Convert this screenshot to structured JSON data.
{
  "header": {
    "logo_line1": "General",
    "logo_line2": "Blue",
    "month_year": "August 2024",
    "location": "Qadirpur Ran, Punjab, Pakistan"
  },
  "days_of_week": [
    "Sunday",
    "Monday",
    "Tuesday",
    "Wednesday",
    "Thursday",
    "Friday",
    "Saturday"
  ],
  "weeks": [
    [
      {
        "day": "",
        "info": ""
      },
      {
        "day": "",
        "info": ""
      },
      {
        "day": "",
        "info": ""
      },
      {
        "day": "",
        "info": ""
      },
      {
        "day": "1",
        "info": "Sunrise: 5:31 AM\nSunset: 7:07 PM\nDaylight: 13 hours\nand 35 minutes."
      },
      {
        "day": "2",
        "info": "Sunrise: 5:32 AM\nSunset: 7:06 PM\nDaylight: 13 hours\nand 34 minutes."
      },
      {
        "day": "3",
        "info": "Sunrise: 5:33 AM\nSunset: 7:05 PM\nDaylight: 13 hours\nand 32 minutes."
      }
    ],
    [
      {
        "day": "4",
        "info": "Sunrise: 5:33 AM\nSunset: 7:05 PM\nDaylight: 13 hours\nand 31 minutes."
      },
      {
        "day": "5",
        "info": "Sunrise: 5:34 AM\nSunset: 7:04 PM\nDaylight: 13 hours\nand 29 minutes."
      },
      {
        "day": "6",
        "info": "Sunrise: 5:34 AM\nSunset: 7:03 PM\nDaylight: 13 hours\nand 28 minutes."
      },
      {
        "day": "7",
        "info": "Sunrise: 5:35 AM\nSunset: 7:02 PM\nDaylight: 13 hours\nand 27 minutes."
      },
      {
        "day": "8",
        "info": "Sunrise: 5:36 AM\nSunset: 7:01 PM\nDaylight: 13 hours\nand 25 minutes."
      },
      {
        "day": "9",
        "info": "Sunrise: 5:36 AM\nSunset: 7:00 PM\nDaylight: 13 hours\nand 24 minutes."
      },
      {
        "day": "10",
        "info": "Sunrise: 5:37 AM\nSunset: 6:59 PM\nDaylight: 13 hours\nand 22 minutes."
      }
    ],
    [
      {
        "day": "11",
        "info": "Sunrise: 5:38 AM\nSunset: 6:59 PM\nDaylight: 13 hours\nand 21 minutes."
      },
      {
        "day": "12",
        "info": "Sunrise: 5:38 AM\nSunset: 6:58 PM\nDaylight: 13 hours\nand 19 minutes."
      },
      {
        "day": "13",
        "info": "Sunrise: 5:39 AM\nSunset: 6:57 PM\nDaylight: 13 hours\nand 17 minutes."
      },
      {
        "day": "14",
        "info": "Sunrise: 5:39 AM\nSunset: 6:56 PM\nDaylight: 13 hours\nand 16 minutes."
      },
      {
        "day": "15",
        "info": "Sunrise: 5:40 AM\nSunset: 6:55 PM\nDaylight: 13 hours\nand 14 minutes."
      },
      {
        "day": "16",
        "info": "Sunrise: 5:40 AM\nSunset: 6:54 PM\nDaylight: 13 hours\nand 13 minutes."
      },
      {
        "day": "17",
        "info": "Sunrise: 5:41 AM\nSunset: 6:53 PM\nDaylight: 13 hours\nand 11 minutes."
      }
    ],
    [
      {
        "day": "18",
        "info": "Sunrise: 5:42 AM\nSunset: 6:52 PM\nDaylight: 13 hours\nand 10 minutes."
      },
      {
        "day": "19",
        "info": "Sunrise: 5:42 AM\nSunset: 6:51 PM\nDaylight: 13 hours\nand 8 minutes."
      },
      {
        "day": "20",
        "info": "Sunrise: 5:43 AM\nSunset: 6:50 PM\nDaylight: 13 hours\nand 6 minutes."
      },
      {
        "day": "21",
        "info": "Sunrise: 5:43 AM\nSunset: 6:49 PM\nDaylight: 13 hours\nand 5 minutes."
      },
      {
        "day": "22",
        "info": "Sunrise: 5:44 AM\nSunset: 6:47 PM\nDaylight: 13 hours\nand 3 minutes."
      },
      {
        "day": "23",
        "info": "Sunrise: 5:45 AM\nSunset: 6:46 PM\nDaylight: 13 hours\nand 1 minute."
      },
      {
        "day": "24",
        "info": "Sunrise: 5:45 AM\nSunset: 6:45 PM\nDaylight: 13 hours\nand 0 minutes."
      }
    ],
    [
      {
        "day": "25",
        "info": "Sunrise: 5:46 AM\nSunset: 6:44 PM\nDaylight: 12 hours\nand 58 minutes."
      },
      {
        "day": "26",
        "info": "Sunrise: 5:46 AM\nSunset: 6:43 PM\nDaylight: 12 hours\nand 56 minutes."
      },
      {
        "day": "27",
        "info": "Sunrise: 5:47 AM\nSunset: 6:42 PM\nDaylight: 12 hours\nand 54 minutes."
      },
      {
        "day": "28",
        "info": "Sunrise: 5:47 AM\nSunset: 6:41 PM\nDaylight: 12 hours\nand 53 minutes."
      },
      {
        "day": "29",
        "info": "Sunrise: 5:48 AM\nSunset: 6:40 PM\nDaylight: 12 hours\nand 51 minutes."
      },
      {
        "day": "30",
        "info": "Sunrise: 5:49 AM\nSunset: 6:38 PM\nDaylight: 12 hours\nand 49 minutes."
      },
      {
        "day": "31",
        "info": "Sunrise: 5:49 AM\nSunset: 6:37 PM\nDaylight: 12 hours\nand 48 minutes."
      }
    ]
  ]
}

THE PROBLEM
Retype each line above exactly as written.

ANSWER FOR THE TASK
Convert this screenshot to structured JSON data.
{
  "header": {
    "logo_line1": "General",
    "logo_line2": "Blue",
    "month_year": "August 2024",
    "location": "Qadirpur Ran, Punjab, Pakistan"
  },
  "days_of_week": [
    "Sunday",
    "Monday",
    "Tuesday",
    "Wednesday",
    "Thursday",
    "Friday",
    "Saturday"
  ],
  "weeks": [
    [
      {
        "day": "",
        "info": ""
      },
      {
        "day": "",
        "info": ""
      },
      {
        "day": "",
        "info": ""
      },
      {
        "day": "",
        "info": ""
      },
      {
        "day": "1",
        "info": "Sunrise: 5:31 AM\nSunset: 7:07 PM\nDaylight: 13 hours\nand 35 minutes."
      },
      {
        "day": "2",
        "info": "Sunrise: 5:32 AM\nSunset: 7:06 PM\nDaylight: 13 hours\nand 34 minutes."
      },
      {
        "day": "3",
        "info": "Sunrise: 5:33 AM\nSunset: 7:05 PM\nDaylight: 13 hours\nand 32 minutes."
      }
    ],
    [
      {
        "day": "4",
        "info": "Sunrise: 5:33 AM\nSunset: 7:05 PM\nDaylight: 13 hours\nand 31 minutes."
      },
      {
        "day": "5",
        "info": "Sunrise: 5:34 AM\nSunset: 7:04 PM\nDaylight: 13 hours\nand 29 minutes."
      },
      {
        "day": "6",
        "info": "Sunrise: 5:34 AM\nSunset: 7:03 PM\nDaylight: 13 hours\nand 28 minutes."
      },
      {
        "day": "7",
        "info": "Sunrise: 5:35 AM\nSunset: 7:02 PM\nDaylight: 13 hours\nand 27 minutes."
      },
      {
        "day": "8",
        "info": "Sunrise: 5:36 AM\nSunset: 7:01 PM\nDaylight: 13 hours\nand 25 minutes."
      },
      {
        "day": "9",
        "info": "Sunrise: 5:36 AM\nSunset: 7:00 PM\nDaylight: 13 hours\nand 24 minutes."
      },
      {
        "day": "10",
        "info": "Sunrise: 5:37 AM\nSunset: 6:59 PM\nDaylight: 13 hours\nand 22 minutes."
      }
    ],
    [
      {
        "day": "11",
        "info": "Sunrise: 5:38 AM\nSunset: 6:59 PM\nDaylight: 13 hours\nand 21 minutes."
      },
      {
        "day": "12",
        "info": "Sunrise: 5:38 AM\nSunset: 6:58 PM\nDaylight: 13 hours\nand 19 minutes."
      },
      {
        "day": "13",
        "info": "Sunrise: 5:39 AM\nSunset: 6:57 PM\nDaylight: 13 hours\nand 17 minutes."
      },
      {
        "day": "14",
        "info": "Sunrise: 5:39 AM\nSunset: 6:56 PM\nDaylight: 13 hours\nand 16 minutes."
      },
      {
        "day": "15",
        "info": "Sunrise: 5:40 AM\nSunset: 6:55 PM\nDaylight: 13 hours\nand 14 minutes."
      },
      {
        "day": "16",
        "info": "Sunrise: 5:40 AM\nSunset: 6:54 PM\nDaylight: 13 hours\nand 13 minutes."
      },
      {
        "day": "17",
        "info": "Sunrise: 5:41 AM\nSunset: 6:53 PM\nDaylight: 13 hours\nand 11 minutes."
      }
    ],
    [
      {
        "day": "18",
        "info": "Sunrise: 5:42 AM\nSunset: 6:52 PM\nDaylight: 13 hours\nand 10 minutes."
      },
      {
        "day": "19",
        "info": "Sunrise: 5:42 AM\nSunset: 6:51 PM\nDaylight: 13 hours\nand 8 minutes."
      },
      {
        "day": "20",
        "info": "Sunrise: 5:43 AM\nSunset: 6:50 PM\nDaylight: 13 hours\nand 6 minutes."
      },
      {
        "day": "21",
        "info": "Sunrise: 5:43 AM\nSunset: 6:49 PM\nDaylight: 13 hours\nand 5 minutes."
      },
      {
        "day": "22",
        "info": "Sunrise: 5:44 AM\nSunset: 6:47 PM\nDaylight: 13 hours\nand 3 minutes."
      },
      {
        "day": "23",
        "info": "Sunrise: 5:45 AM\nSunset: 6:46 PM\nDaylight: 13 hours\nand 1 minute."
      },
      {
        "day": "24",
        "info": "Sunrise: 5:45 AM\nSunset: 6:45 PM\nDaylight: 13 hours\nand 0 minutes."
      }
    ],
    [
      {
        "day": "25",
        "info": "Sunrise: 5:46 AM\nSunset: 6:44 PM\nDaylight: 12 hours\nand 58 minutes."
      },
      {
        "day": "26",
        "info": "Sunrise: 5:46 AM\nSunset: 6:43 PM\nDaylight: 12 hours\nand 56 minutes."
      },
      {
        "day": "27",
        "info": "Sunrise: 5:47 AM\nSunset: 6:42 PM\nDaylight: 12 hours\nand 54 minutes."
      },
      {
        "day": "28",
        "info": "Sunrise: 5:47 AM\nSunset: 6:41 PM\nDaylight: 12 hours\nand 53 minutes."
      },
      {
        "day": "29",
        "info": "Sunrise: 5:48 AM\nSunset: 6:40 PM\nDaylight: 12 hours\nand 51 minutes."
      },
      {
        "day": "30",
        "info": "Sunrise: 5:49 AM\nSunset: 6:38 PM\nDaylight: 12 hours\nand 49 minutes."
      },
      {
        "day": "31",
        "info": "Sunrise: 5:49 AM\nSunset: 6:37 PM\nDaylight: 12 hours\nand 48 minutes."
      }
    ]
  ]
}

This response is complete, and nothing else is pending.